Viruses. 2021 Jan 6;13(1):70. doi: 10.3390/v13010070.
Herpes simplex virus type 2 (HSV-2) is the primary cause of genital herpes which results in significant morbidity and mortality, especially in women, worldwide. HSV-2 is transmitted primarily through infection of epithelial cells at skin and mucosal surfaces. Our earlier work to examine interactions between HSV-2 and vaginal epithelial cells demonstrated that infection of the human vaginal epithelial cell line (VK2) with HSV-2 resulted in increased expression of TRIM26, a negative regulator of the Type I interferon pathway. Given that upregulation of TRIM26 could negatively affect anti-viral pathways, we decided to further study the role of TRIM26 in HSV-2 infection and replication. To do this, we designed and generated two cell lines derived from VK2s with TRIM26 overexpressed (OE) and knocked out (KO). Both, along with wildtype (WT) VK2, were infected with HSV-2 and viral titres were measured in supernatants 24 h later. Our results showed significantly enhanced virus production by TRIM26 OE cells, but very little replication in TRIM26 KO cells. We next examined interferon-β production and expression of two distinct interferon stimulated genes (ISGs), MX1 and ISG15, in all three cell lines, prior to and following HSV-2 infection. The absence of TRIM26 (KO) significantly upregulated interferon-β production at baseline and even further after HSV-2 infection. TRIM26 KO cells also showed significant increase in the expression of MX1 and ISG15 before and after HSV-2 infection. Immunofluorescent staining indicated that overexpression of TRIM26 substantially decreased the nuclear localization of IRF3, the primary mediator of ISG activation, before and after HSV-2 infection. Taken together, our data indicate that HSV-2 utilizes host factor TRIM26 to evade anti-viral response and thereby increase its replication in vaginal epithelial cells.

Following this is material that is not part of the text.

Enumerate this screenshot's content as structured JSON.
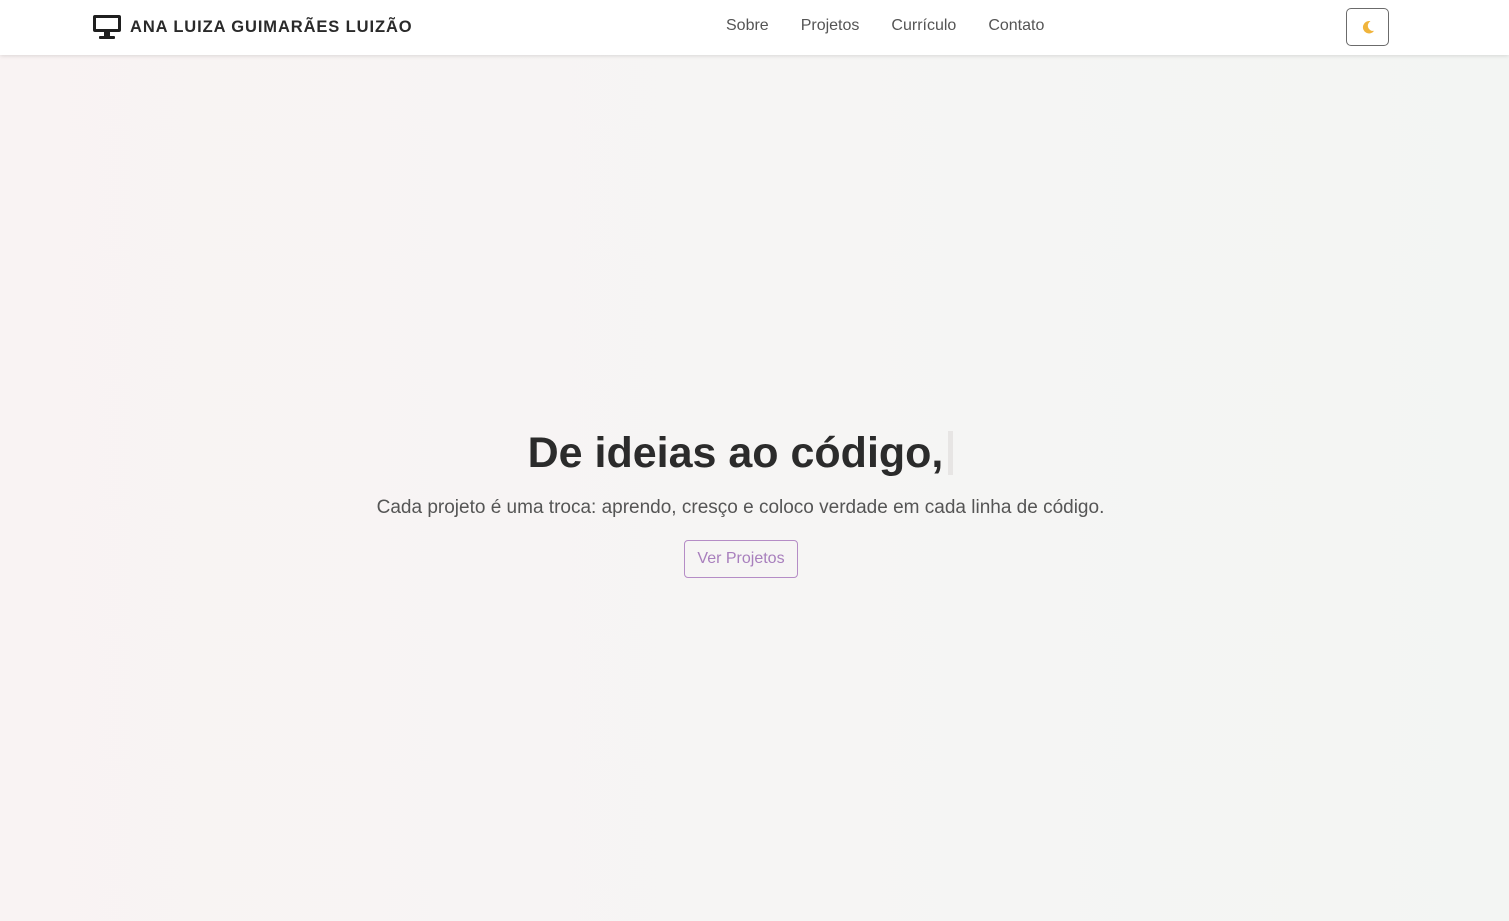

Bagri P, Ghasemi R, McGrath JJC, Thayaparan D, Yu E, Brooks AG, Stämpfli MR, Kaushic C.
J Virol. 2020 Dec 9;95(1):e01206-20. doi: 10.1128/JVI.01206-20. Print 2020 Dec 9.
Estradiol (E2) is a sex hormone which has been shown to be protective against sexually transmitted infections such as herpes simplex virus 2 (HSV-2). However, few studies have examined the underlying mechanisms by which this occurs. Here, we investigated the effect of E2 on the establishment of memory T cells post-intranasal immunization with HSV-2. CD4+ T cell responses first appeared in the upper respiratory tract (URT) within 3 days postimmunization before being detected in the female reproductive tract (FRT) at 7 days. E2 treatment resulted in greater and earlier Th17 responses, which preceded augmented Th1 responses at these sites. The CD4+ T cells persisted in the URT for up to 28 days, and E2 treatment resulted in higher frequencies of memory T cells. Intranasal immunization also led to the establishment of CD4+ tissue-resident memory T cells (TRM cells) in the FRT, and E2 treatment resulted in increased Th1 and Th17 TRM cells. When the migration of circulating T cells into the FRT was blocked by FTY720, immunized E2-treated mice remained completely protected against subsequent genital HSV-2 challenge compared to non-E2 controls, confirming that TRM cells alone are adequate for protection in these mice. Finally, the enhanced vaginal Th1 TRM cells present in E2-treated mice were found to be modulated through an interleukin 17 (IL-17)-mediated pathway, as E2-treated IL-17A-deficient mice had impaired establishment of Th1 TRM cells. This study describes a novel role for E2 in enhancing CD4+ memory T cells and provides insight on potential strategies for generating optimal immunity during vaccination.